François Laruelle delivered a workshop presentation followed by a public lecture last week in London. As some of you know I came to London to participate and to get some other Laruelle-related work done. Part of that, it turned out, was producing a translation of his public talk over the course of about five to six hours alongside of Marjorie Gracieuse and Nicola Rubczak. You can listen to a podcast of the lecture and download a pdf of the translation at Backdoor Broadcasting Company. If you haven’t come across this website before I would recommend bookmarking it, as Réne Wolf has created an amazing service there, recording and broadcasting pretty much every interesting talk and event in the London area.
As for the lecture itself, it bears the funny title “Why do philosophers need to use an ethics?” and develops some of what the ethical implications of his recent work in quantum theory. It’s actually rather polemical, though that polemic is mostly coded for those who have ears to hear it, and the upswing of the talk appears to be advocating something like an ethics that can produce ethics but can’t proscribe that ethics. It thinks from little events, rather than big objects.

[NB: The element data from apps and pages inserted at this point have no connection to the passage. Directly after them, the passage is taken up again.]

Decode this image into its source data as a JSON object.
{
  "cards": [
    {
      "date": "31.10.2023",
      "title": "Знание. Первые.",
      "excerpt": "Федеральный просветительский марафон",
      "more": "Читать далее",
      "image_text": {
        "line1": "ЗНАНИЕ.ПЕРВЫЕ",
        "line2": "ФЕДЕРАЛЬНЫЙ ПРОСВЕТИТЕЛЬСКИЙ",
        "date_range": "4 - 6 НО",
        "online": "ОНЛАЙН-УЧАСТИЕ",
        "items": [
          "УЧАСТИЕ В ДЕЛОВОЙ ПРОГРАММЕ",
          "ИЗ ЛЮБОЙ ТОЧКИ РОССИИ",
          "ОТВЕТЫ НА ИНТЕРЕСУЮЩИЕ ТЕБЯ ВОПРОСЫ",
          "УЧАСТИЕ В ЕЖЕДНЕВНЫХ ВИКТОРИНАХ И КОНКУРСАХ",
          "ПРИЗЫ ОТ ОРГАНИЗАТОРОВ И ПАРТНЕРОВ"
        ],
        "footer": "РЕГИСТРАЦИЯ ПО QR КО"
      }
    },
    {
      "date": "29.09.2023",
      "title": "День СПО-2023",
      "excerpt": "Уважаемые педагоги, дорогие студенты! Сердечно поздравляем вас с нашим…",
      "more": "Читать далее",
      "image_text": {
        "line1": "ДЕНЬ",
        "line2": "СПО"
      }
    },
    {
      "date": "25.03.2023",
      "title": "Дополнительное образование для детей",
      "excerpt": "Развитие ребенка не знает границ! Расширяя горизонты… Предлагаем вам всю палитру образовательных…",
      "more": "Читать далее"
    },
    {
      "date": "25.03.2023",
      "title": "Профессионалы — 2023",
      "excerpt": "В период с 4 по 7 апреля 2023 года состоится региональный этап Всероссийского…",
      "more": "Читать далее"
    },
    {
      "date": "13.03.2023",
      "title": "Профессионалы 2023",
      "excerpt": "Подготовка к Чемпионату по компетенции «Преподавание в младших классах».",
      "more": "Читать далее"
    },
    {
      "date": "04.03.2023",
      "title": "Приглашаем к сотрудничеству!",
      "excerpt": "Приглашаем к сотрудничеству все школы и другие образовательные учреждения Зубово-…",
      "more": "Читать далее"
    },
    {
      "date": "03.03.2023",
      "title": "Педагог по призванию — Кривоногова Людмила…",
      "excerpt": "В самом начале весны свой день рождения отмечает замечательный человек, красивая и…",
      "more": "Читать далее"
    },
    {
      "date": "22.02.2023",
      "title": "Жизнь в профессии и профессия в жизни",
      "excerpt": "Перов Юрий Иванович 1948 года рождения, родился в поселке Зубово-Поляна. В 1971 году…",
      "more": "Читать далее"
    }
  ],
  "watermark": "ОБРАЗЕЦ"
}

I’ve crossposted this at An und für sich, but thought it would be of interest to readers of Speculative Heresy as well and a fitting first post here. Shamelessly I’d also like to direct your attention to some fundraising I am doing to help support my academic work. Please consider donating if you can.
François Laruelle has become an unstoppable writing force (or should that be force (of) writing?) in the past few years. After publishing his massive work Philosophie non-standard last year he went on to write three new works in the months that followed. All of which, I understand, are extensions of major themes found within Philosophie non-standard. These include a work with the title Théorie des victimes and another on messianicity with a working title of Une théologie gnostique. I think that Laruelle’s publisher wants to space out the release of these books so that they don’t flood the market and thereby lower demand for them, and I think this with some good information on this but without wanting to commit myself to the ultimate veracity of the claim. So of those three manuscripts the only work we have is his polemical work Anti-Badiou. Sur l’introduction du maoïsme dans la philosophie (which the very talented Robin Mackay of Urbanomic fame is translating into English for Continuum). This is a polemical book. One that Laruelle has himself described to me as often being “very violent”. While I’m looking forward to reading this book, for who deserves a good polemical attack more so than the little prince of contemporary polemical works, I am also a bit worried as polemics produce a lot of attention and often times distract from the more interesting aspects of a philosopher’s (or non-standard philosopher’s) work.